What Is Meant by a Baker’s Dozen and Where Did This Expression Come From?

What Is Meant by a Baker’s Dozen and Where Did This Expression Come From?

A baker’s dozen is 13 (or, more rarely, 14), instead of 12. A baker’s dozen takes on importance in large families, where that little extra goes a long way. It’s widely believed that this expression originated from the practice of medieval English bakers giving an extra loaf when selling a dozen in order to avoid being penalized for selling short weight.

Even with careful planning it is difficult to ensure that all of your baked goods come out the same size; there may be fluctuations in rising and baking and air content, and many of these bakers didn’t even have scales to weigh their dough.

For fear of accidentally coming up short, they would throw in a bit extra to ensure that they wouldn’t end up with a surprise flogging later. In fact, during good harvests bakers added one excess loaf to middlemen. This addition was called the ‘in-bread’ or ‘vantage loaf’. When selling in quantity to middlemen or wholesalers they would add an extra loaf or two. When selling single loaves to individuals they would offer a small extra piece of bread.

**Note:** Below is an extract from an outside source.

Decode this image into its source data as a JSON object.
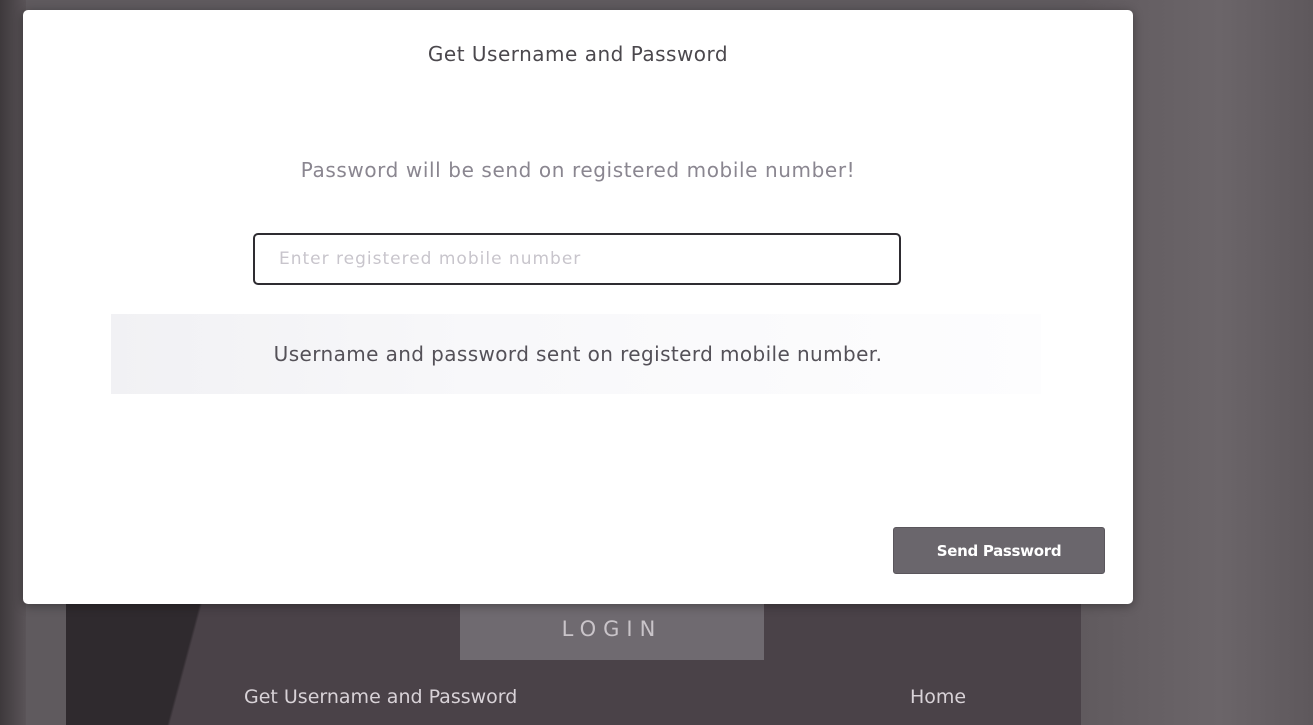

Content for this question contributed by Carol Cicero, resident of Slingerlands, Albany County, New York, USA